Although current testing methods are relatively accurate, results are more likely to show false negatives than false positives for use. A school should consider whether testing should be instituted. If so, when will it be done: pre-employment or pre-enrollment; after incident; to monitor recovering persons? Random mass testing is seldom recommended because of its ineffectiveness in identifying addictive problems, the expense, and potential legal pitfalls.

Test results should be kept confidential with access allowed only for those who "need to know." Strict penalties up to and including dismissal should be imposed on those who violate the requirement of confidentiality. Provisions for disclosure of information can be made with the individual's signed release, in an emergency, or otherwise when authorized by law.

Addictive illness is chronic and may involve relapse. An evaluation of potential recovery in each individual case must be made. In the case of positive drug test results, the school, in consultation with the treatment provider, determines an appropriate response (e.g., recommend return to treatment, increase counseling sessions, proceed with disciplinary procedures).

If clinical sites impose testing requirements which affect students and faculty, the school will have to decide whether to subject students to these policies, if they are contrary to those of the school, and/or whether to continue using the site for clinical experiences.

1. Disclaimer

The preceding Policy and Guidelines is offered for consideration and use, but it does not constitute legal advice. The American Association of Colleges of Nursing assumes no responsibility for any actions arising as a result of an institution's following, modifying, or otherwise making use of these ideas. Due to the unique nature of each school's situation, appropriate legal or other counsel should be sought before an institution takes action with regard to management of substance abuse in its particular nursing education environment.

2. Periodic review

This Policy and Guidelines, and each school's adaptation of it, should be periodically reviewed to ensure that it reflects current scientific and treatment data on prevention and management of substance abuse.

Substance Abuse and Mental Health Services Administration. (1997). National Household Survey on Drug Abuse [on-line]. Available: www.samhsa.gov/oas/nhsda/nshda97/httoc.htm

National Institute on Drug Abuse. (1995). The Economic Costs of Alcohol and Drug Abuse in the United States-1992: Executive Summary [on-line]. Available: www.health.org/mtf/hhsfact.htm


Americans with Disabilities Act of 1990, PL 101-336

Civil Rights Act of 1964 Title VII, 42 USCA Sec. 2000e et seq.

Drug-Free Workplace Act of 1988, 41 USCA Sec. 701 et seq.
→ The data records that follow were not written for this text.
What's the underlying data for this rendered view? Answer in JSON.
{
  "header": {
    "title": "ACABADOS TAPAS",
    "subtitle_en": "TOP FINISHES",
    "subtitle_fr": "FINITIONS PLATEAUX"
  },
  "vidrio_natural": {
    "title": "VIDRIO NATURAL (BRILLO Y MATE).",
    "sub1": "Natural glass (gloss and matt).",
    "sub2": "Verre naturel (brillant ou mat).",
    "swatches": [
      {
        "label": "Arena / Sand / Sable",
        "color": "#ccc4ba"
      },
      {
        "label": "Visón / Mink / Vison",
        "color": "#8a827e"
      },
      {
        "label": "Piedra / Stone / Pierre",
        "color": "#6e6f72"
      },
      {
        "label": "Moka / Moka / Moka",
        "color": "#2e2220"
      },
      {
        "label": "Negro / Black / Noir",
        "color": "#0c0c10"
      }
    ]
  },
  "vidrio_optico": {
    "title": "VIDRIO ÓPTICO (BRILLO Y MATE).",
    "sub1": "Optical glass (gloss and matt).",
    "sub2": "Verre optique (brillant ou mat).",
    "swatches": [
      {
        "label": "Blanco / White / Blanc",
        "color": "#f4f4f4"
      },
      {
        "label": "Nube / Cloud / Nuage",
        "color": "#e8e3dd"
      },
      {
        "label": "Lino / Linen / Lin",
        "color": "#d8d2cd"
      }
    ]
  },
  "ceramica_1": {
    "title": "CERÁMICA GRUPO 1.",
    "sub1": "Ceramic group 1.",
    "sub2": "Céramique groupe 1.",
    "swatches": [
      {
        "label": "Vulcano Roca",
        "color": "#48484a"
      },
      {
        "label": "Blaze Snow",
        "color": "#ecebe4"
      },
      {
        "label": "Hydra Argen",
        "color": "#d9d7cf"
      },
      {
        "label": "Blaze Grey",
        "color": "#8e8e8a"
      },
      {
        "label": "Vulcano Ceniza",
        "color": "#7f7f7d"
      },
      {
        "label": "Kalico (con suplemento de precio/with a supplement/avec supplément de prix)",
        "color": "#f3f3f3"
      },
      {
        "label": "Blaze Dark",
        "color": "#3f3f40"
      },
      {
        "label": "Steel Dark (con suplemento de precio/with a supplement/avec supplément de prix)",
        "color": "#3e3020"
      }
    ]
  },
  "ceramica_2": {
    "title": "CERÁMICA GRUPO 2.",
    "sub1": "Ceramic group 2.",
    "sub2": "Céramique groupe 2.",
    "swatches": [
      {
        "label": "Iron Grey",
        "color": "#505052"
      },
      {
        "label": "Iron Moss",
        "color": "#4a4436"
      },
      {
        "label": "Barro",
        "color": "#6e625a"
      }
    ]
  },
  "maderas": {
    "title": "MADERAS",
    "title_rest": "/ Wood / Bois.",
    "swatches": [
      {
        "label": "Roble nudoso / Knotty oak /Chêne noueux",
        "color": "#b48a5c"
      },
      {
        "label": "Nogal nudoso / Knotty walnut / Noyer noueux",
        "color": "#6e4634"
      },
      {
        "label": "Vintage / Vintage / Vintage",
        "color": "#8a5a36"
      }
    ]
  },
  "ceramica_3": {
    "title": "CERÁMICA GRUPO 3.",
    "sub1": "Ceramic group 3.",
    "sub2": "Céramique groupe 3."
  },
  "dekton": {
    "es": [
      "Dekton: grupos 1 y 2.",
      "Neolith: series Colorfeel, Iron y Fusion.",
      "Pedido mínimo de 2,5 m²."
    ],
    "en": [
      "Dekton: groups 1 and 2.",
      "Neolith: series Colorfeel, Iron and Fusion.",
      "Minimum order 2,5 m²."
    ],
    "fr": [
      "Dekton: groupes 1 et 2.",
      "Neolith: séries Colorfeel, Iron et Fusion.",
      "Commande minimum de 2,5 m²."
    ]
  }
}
42 USCA Sec. 290ee-3 and 290dd-3

Occupational Safety and Health Act of 1970, 29 USCA Sec. 651 et seq.

Rehabilitation Act of 1973, Secs. 503 and 504, 29 USCA Sec. 701 et seq.

Approved by Membership, March 28, 1994

Updated: November 13, 1998